_Directions for this task_
Scan the data. Collect each line that contains the word "icon".

== Input for this task ==

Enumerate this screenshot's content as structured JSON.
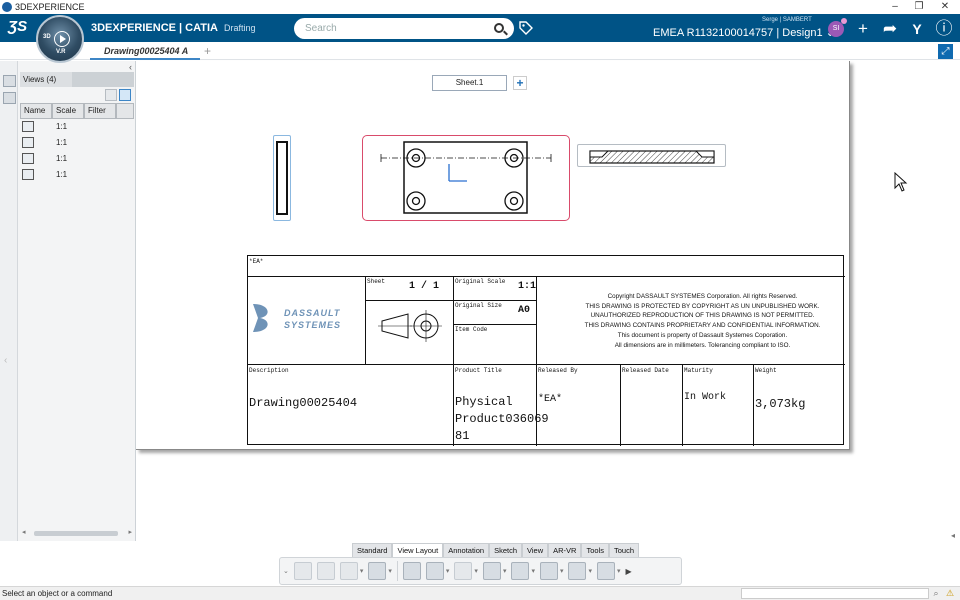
{
  "window": {
    "title": "3DEXPERIENCE"
  },
  "header": {
    "brand_main": "3DEXPERIENCE | CATIA",
    "brand_app": "Drafting",
    "compass_label": "3D",
    "compass_version": "V.R",
    "search_placeholder": "Search",
    "user_name": "Serge | SAMBERT",
    "user_initials": "SI",
    "tenant_label": "EMEA R1132100014757 | Design1 ⌄"
  },
  "tabs": {
    "document": "Drawing00025404 A",
    "add": "+"
  },
  "tree_panel": {
    "tab_label": "Views (4)",
    "columns": [
      "Name",
      "Scale",
      "Filter"
    ],
    "rows": [
      {
        "icon": "front-view-icon",
        "scale": "1:1"
      },
      {
        "icon": "section-view-icon",
        "scale": "1:1"
      },
      {
        "icon": "isometric-view-icon",
        "scale": "1:1"
      },
      {
        "icon": "projection-view-icon",
        "scale": "1:1"
      }
    ]
  },
  "sheet": {
    "tab": "Sheet.1"
  },
  "title_block": {
    "top_label": "*EA*",
    "sheet_label": "Sheet",
    "sheet_value": "1 / 1",
    "original_scale_label": "Original Scale",
    "original_scale_value": "1:1",
    "original_size_label": "Original Size",
    "original_size_value": "A0",
    "item_code_label": "Item Code",
    "copyright": [
      "Copyright DASSAULT SYSTEMES Corporation. All rights Reserved.",
      "THIS DRAWING IS PROTECTED BY COPYRIGHT AS UN UNPUBLISHED WORK.",
      "UNAUTHORIZED REPRODUCTION OF THIS DRAWING IS NOT PERMITTED.",
      "THIS DRAWING CONTAINS PROPRIETARY AND CONFIDENTIAL INFORMATION.",
      "This document is property of Dassault Systemes Coporation.",
      "All dimensions are in millimeters. Tolerancing compliant to ISO."
    ],
    "company_logo_text": "DASSAULT SYSTEMES",
    "description_label": "Description",
    "description_value": "Drawing00025404",
    "product_title_label": "Product Title",
    "product_title_line1": "Physical",
    "product_title_line2": "Product036069",
    "product_title_line3": "81",
    "released_by_label": "Released By",
    "released_by_value": "*EA*",
    "released_date_label": "Released Date",
    "maturity_label": "Maturity",
    "maturity_value": "In Work",
    "weight_label": "Weight",
    "weight_value": "3,073kg"
  },
  "action_bar": {
    "sections": [
      "Standard",
      "View Layout",
      "Annotation",
      "Sketch",
      "View",
      "AR-VR",
      "Tools",
      "Touch"
    ],
    "active_section": "View Layout"
  },
  "status": {
    "message": "Select an object or a command"
  },
  "colors": {
    "header_blue": "#005386",
    "selection_red": "#d94b6b",
    "preselect_blue": "#8bb8e0",
    "accent": "#3d86c6"
  }
}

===

_Finished exercise_
        "icon": "front-view-icon",
        "icon": "section-view-icon",
        "icon": "isometric-view-icon",
        "icon": "projection-view-icon",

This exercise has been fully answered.